**REQUIREMENT**
Write out the listing below word for word.

**TASK INPUTS**
☆ ☆ ☆ ☆
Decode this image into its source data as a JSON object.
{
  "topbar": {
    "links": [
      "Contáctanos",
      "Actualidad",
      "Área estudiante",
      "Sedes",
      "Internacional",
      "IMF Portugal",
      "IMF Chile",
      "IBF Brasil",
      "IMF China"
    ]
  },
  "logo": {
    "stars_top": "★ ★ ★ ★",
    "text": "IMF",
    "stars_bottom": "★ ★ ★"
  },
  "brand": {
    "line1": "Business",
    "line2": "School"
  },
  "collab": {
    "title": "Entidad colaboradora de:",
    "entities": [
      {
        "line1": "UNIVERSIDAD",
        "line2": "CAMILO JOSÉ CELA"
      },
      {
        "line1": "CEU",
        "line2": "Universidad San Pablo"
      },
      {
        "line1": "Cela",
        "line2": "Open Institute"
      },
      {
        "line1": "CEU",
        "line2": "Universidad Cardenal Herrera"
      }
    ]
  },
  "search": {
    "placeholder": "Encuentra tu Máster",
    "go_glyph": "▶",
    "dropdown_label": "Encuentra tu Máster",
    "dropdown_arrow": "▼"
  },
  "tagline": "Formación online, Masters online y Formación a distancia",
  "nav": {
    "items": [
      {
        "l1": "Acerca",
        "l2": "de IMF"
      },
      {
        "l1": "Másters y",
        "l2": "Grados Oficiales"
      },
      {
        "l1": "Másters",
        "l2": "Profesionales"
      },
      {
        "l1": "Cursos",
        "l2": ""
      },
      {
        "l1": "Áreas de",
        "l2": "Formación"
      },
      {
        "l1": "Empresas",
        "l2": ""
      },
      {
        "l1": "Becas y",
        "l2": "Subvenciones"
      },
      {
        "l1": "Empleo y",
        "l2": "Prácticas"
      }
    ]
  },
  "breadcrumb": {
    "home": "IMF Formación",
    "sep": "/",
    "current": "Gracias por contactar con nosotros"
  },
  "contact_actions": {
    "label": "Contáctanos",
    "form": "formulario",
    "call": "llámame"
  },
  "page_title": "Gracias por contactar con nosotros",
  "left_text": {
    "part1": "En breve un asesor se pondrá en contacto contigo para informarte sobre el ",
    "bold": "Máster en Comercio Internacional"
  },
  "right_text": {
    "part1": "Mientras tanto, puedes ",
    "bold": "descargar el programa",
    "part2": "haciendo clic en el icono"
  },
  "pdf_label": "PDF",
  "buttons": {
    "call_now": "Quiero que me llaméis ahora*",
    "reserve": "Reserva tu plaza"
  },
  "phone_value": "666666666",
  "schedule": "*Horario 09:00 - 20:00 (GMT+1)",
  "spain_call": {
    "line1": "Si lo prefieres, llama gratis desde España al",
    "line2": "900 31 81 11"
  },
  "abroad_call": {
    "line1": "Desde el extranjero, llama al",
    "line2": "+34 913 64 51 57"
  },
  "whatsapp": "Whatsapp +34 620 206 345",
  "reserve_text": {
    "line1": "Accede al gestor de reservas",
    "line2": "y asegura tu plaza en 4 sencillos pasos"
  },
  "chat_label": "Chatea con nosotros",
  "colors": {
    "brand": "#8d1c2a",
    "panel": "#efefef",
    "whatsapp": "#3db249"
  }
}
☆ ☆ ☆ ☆
**RESPONSE TO THE TASK**
Decode this image into its source data as a JSON object.
{
  "topbar": {
    "links": [
      "Contáctanos",
      "Actualidad",
      "Área estudiante",
      "Sedes",
      "Internacional",
      "IMF Portugal",
      "IMF Chile",
      "IBF Brasil",
      "IMF China"
    ]
  },
  "logo": {
    "stars_top": "★ ★ ★ ★",
    "text": "IMF",
    "stars_bottom": "★ ★ ★"
  },
  "brand": {
    "line1": "Business",
    "line2": "School"
  },
  "collab": {
    "title": "Entidad colaboradora de:",
    "entities": [
      {
        "line1": "UNIVERSIDAD",
        "line2": "CAMILO JOSÉ CELA"
      },
      {
        "line1": "CEU",
        "line2": "Universidad San Pablo"
      },
      {
        "line1": "Cela",
        "line2": "Open Institute"
      },
      {
        "line1": "CEU",
        "line2": "Universidad Cardenal Herrera"
      }
    ]
  },
  "search": {
    "placeholder": "Encuentra tu Máster",
    "go_glyph": "▶",
    "dropdown_label": "Encuentra tu Máster",
    "dropdown_arrow": "▼"
  },
  "tagline": "Formación online, Masters online y Formación a distancia",
  "nav": {
    "items": [
      {
        "l1": "Acerca",
        "l2": "de IMF"
      },
      {
        "l1": "Másters y",
        "l2": "Grados Oficiales"
      },
      {
        "l1": "Másters",
        "l2": "Profesionales"
      },
      {
        "l1": "Cursos",
        "l2": ""
      },
      {
        "l1": "Áreas de",
        "l2": "Formación"
      },
      {
        "l1": "Empresas",
        "l2": ""
      },
      {
        "l1": "Becas y",
        "l2": "Subvenciones"
      },
      {
        "l1": "Empleo y",
        "l2": "Prácticas"
      }
    ]
  },
  "breadcrumb": {
    "home": "IMF Formación",
    "sep": "/",
    "current": "Gracias por contactar con nosotros"
  },
  "contact_actions": {
    "label": "Contáctanos",
    "form": "formulario",
    "call": "llámame"
  },
  "page_title": "Gracias por contactar con nosotros",
  "left_text": {
    "part1": "En breve un asesor se pondrá en contacto contigo para informarte sobre el ",
    "bold": "Máster en Comercio Internacional"
  },
  "right_text": {
    "part1": "Mientras tanto, puedes ",
    "bold": "descargar el programa",
    "part2": "haciendo clic en el icono"
  },
  "pdf_label": "PDF",
  "buttons": {
    "call_now": "Quiero que me llaméis ahora*",
    "reserve": "Reserva tu plaza"
  },
  "phone_value": "666666666",
  "schedule": "*Horario 09:00 - 20:00 (GMT+1)",
  "spain_call": {
    "line1": "Si lo prefieres, llama gratis desde España al",
    "line2": "900 31 81 11"
  },
  "abroad_call": {
    "line1": "Desde el extranjero, llama al",
    "line2": "+34 913 64 51 57"
  },
  "whatsapp": "Whatsapp +34 620 206 345",
  "reserve_text": {
    "line1": "Accede al gestor de reservas",
    "line2": "y asegura tu plaza en 4 sencillos pasos"
  },
  "chat_label": "Chatea con nosotros",
  "colors": {
    "brand": "#8d1c2a",
    "panel": "#efefef",
    "whatsapp": "#3db249"
  }
}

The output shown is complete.